Allocating your personal possessions can be one of the most difficult tasks when creating an estate plan. To avoid family feuds after you are gone, it is important to have a plan and make your wishes clear.
More and more transactions are done digitally, but estate planning has lagged behind technology. That may be changing, though. Even before the coronavirus pandemic made social distancing necessary, electronic wills were gaining legitimacy.
A trust is a legal arrangement through which one person (or an institution, such as a bank or law firm), called a “trustee,” holds legal title to property for another person, called a “beneficiary.” There are many benefits to creating a trust.
Many types of property and investments pass outside of probate and allow you to designate who will receive them after your death. It is important that these designations are kept up to date and are consistent with the rest of your estate plan.
As more and more people marry more than once, prenuptial agreements have become an important estate planning tool. Without a prenuptial agreement, your new spouse may be able to invalidate your existing estate plan.

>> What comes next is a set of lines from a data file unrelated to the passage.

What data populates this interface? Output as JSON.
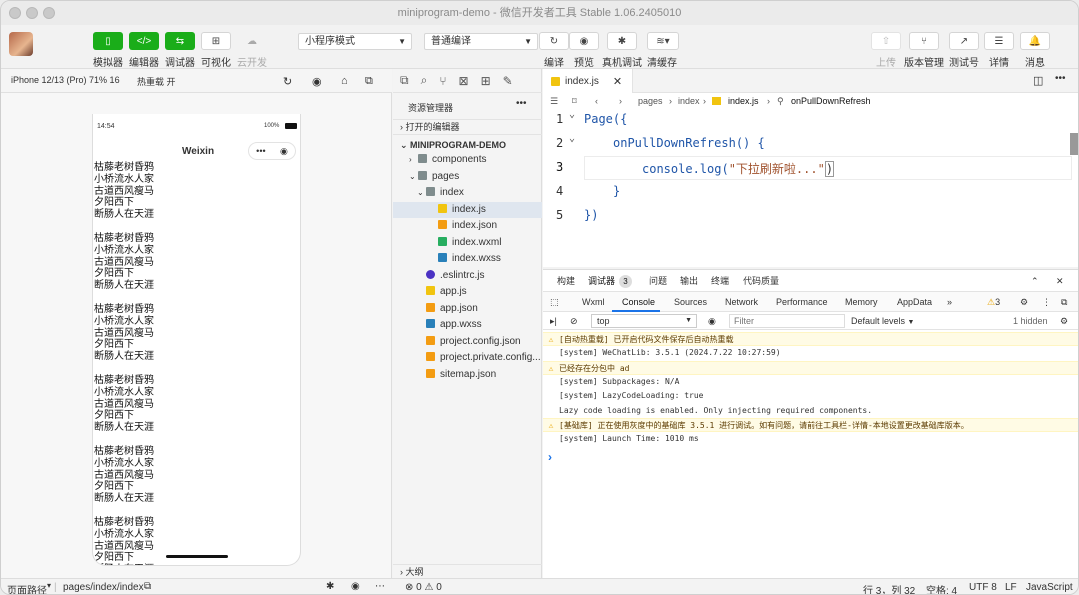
{
  "window": {
    "title": "miniprogram-demo - 微信开发者工具 Stable 1.06.2405010"
  },
  "toolbar": {
    "buttons": [
      {
        "label": "模拟器"
      },
      {
        "label": "编辑器"
      },
      {
        "label": "调试器"
      },
      {
        "label": "可视化"
      },
      {
        "label": "云开发"
      }
    ],
    "mode_select": "小程序模式",
    "compile_select": "普通编译",
    "actions": [
      {
        "label": "编译"
      },
      {
        "label": "预览"
      },
      {
        "label": "真机调试"
      },
      {
        "label": "清缓存"
      }
    ],
    "right_actions": [
      {
        "label": "上传"
      },
      {
        "label": "版本管理"
      },
      {
        "label": "测试号"
      },
      {
        "label": "详情"
      },
      {
        "label": "消息"
      }
    ]
  },
  "simulator": {
    "device": "iPhone 12/13 (Pro) 71% 16",
    "hotreload": "热重载 开",
    "status_time": "14:54",
    "battery": "100%",
    "nav_title": "Weixin",
    "poem_lines": [
      "枯藤老树昏鸦",
      "小桥流水人家",
      "古道西风瘦马",
      "夕阳西下",
      "断肠人在天涯"
    ],
    "repeat": 6
  },
  "explorer": {
    "title": "资源管理器",
    "open_editors": "打开的编辑器",
    "project": "MINIPROGRAM-DEMO",
    "items": [
      {
        "label": "components",
        "type": "folder"
      },
      {
        "label": "pages",
        "type": "folder"
      },
      {
        "label": "index",
        "type": "folder"
      },
      {
        "label": "index.js",
        "type": "js"
      },
      {
        "label": "index.json",
        "type": "json"
      },
      {
        "label": "index.wxml",
        "type": "wxml"
      },
      {
        "label": "index.wxss",
        "type": "wxss"
      },
      {
        "label": ".eslintrc.js",
        "type": "eslint"
      },
      {
        "label": "app.js",
        "type": "js"
      },
      {
        "label": "app.json",
        "type": "json"
      },
      {
        "label": "app.wxss",
        "type": "wxss"
      },
      {
        "label": "project.config.json",
        "type": "json"
      },
      {
        "label": "project.private.config...",
        "type": "json"
      },
      {
        "label": "sitemap.json",
        "type": "json"
      }
    ],
    "outline": "大纲",
    "problems": "⊗ 0 ⚠ 0"
  },
  "editor": {
    "tab": "index.js",
    "breadcrumb": [
      "pages",
      "index",
      "index.js",
      "onPullDownRefresh"
    ],
    "lines": [
      {
        "num": "1",
        "text": "Page({"
      },
      {
        "num": "2",
        "text": "onPullDownRefresh() {"
      },
      {
        "num": "3",
        "text_fn": "console.log(",
        "text_str": "\"下拉刷新啦...\"",
        "text_end": ")"
      },
      {
        "num": "4",
        "text": "}"
      },
      {
        "num": "5",
        "text": "})"
      }
    ]
  },
  "devtools": {
    "panel_tabs": [
      "构建",
      "调试器",
      "问题",
      "输出",
      "终端",
      "代码质量"
    ],
    "debugger_badge": "3",
    "tabs": [
      "Wxml",
      "Console",
      "Sources",
      "Network",
      "Performance",
      "Memory",
      "AppData",
      "»"
    ],
    "warn_count": "3",
    "context": "top",
    "filter_placeholder": "Filter",
    "levels": "Default levels",
    "hidden": "1 hidden",
    "messages": [
      {
        "text": "[自动热重载] 已开启代码文件保存后自动热重载",
        "warn": true
      },
      {
        "text": "[system] WeChatLib: 3.5.1 (2024.7.22 10:27:59)",
        "warn": false
      },
      {
        "text": "已经存在分包中 ad",
        "warn": true
      },
      {
        "text": "[system] Subpackages: N/A",
        "warn": false
      },
      {
        "text": "[system] LazyCodeLoading: true",
        "warn": false
      },
      {
        "text": "Lazy code loading is enabled. Only injecting required components.",
        "warn": false
      },
      {
        "text": "[基础库] 正在使用灰度中的基础库 3.5.1 进行调试。如有问题，请前往工具栏-详情-本地设置更改基础库版本。",
        "warn": true
      },
      {
        "text": "[system] Launch Time: 1010 ms",
        "warn": false
      }
    ],
    "prompt": "›"
  },
  "statusbar": {
    "page_path_label": "页面路径",
    "page_path": "pages/index/index",
    "position": "行 3，列 32",
    "spaces": "空格: 4",
    "encoding": "UTF 8",
    "eol": "LF",
    "language": "JavaScript"
  }
}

Being a trustee is a big responsibility and if you don’t perform your duties properly, you could be personally liable. That’s why it’s important to hire the right people to guide you in this important role.